I sit here contemplating the hindrance that is age and I find myself really feeling this piece. I’m about to question age as a factor in a bunch of guys who are my age. Kyle Beckerman is barely two months older than me, Chris Wingert, two weeks. I don’t really feel old, yet. I don’t feel twenty or even twenty-eight, that’s for sure. But we’re not old, are we? I do have a rapidly-expanding bald spot and my beard’s streaked with gray. Sigh.
Therein lies my concern. Nick Rimando is the third oldest player in the league behind Tim Howard and Andrea Pirlo. RSL’s average age is 27.01, the fifth oldest team in the league. The youngest is FC Dallas at an average age of 24.31. So I wanted to check for correlation. I took the average ages from this MLS Soccer article and compared them to the current Supporters’ Shield Standings. Know what I found? Correlation.
Of the youngest ten teams in MLS, nine are currently in the top ten of the league. There’s also an interesting sweet spot at 26.1 years of average age. Vancouver and Houston are outliers. If we remove those two, the distinct negative correlation really appears; that is, as age increases, standing decreases. The top ten youngest teams have an average standing of 6.9 while the twelve oldest teams’ average standing is 15.33.
This leads me to a tearful and sad conclusion: it’s time to phase out the old guys and let the young talent shine.

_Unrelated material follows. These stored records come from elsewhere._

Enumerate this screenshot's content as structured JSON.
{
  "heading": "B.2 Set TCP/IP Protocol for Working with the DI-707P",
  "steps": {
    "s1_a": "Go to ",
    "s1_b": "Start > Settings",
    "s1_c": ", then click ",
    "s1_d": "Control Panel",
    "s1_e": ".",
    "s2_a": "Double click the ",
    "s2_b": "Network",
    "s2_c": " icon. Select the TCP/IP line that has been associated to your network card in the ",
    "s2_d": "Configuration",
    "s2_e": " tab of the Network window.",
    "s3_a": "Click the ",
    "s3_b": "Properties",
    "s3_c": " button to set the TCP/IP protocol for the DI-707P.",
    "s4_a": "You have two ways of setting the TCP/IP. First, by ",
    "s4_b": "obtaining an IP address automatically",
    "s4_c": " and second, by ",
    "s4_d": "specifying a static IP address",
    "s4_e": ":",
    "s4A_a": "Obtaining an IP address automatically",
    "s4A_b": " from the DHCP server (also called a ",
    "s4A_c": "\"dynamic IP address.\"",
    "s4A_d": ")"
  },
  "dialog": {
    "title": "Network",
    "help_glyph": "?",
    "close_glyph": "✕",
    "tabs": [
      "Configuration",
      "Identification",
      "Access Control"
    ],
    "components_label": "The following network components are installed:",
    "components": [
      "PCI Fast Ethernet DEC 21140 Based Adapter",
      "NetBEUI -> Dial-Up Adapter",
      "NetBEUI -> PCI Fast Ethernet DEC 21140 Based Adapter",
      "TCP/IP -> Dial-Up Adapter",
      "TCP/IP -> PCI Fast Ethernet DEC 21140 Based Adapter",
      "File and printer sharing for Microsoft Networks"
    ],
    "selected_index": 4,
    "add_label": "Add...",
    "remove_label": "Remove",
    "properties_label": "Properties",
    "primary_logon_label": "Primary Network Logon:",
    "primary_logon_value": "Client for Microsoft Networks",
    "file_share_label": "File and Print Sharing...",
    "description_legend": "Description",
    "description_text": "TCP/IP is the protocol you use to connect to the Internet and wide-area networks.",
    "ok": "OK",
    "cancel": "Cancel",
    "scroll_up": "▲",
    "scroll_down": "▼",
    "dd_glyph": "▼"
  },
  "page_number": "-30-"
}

Dallas, the youngest team in the league, is the only remaining undefeated team.
Kyle, Chris, and Nick are looking old, making mistakes they’d never have made years ago. Remember when we could count on Rimando’s pinpoint distribution? At my count, he’s cost us three goals this year. Remember the Beckerbomb? He hasn’t scored since 2015 and he only scored one goal that season. I know, I know. He’s not a goalscorer. That’s not his gig. But he used to at least put his Beckerbombs on target, throw the defense into disarray. Wingert probably shouldn’t be starting, wouldn’t be starting but for injuries.
I’m not screaming retirement. It’s not that time yet. They still have contributions to make, especially off the pitch. They’re all experienced leaders on the team. But should they still be starting? Or would we be better off finding the right young players to take over those spots? Youth is starting to make an impact in this league. How long do we continue with these older players instead of giving youth the chance? When talking about new systems, new coaches, new looks, and new identities, should it not be the youth that drive that novelty?
I get loyalty. I get the history of affection for these players. They’ve done so much for RSL over the years. I wouldn’t like to see them played like Morales. But I also think letting Morales move on was the right move, just not completed in the classiest fashion. None of us want to feel old, but time and tide and all that. And then there’s this from Bradley Wright-Phillips.
It’s still early season. We have a long time to get this ship to ramming speed. The data above is bound to change and it only reflects six to eight games played. Teams are going to be all over the standings. LA never starts playing until July. We still have a ton of injuries. Everyone has off games. Atlanta is a really good team. In an earlier article, I gave Rusnák until April 29th vs. Sporting Kansas City to start shining, and he now has two goals and three assists, so that’s something to be excited about. SKC is a strong team, though. The league has gotten tougher. It’s a long season.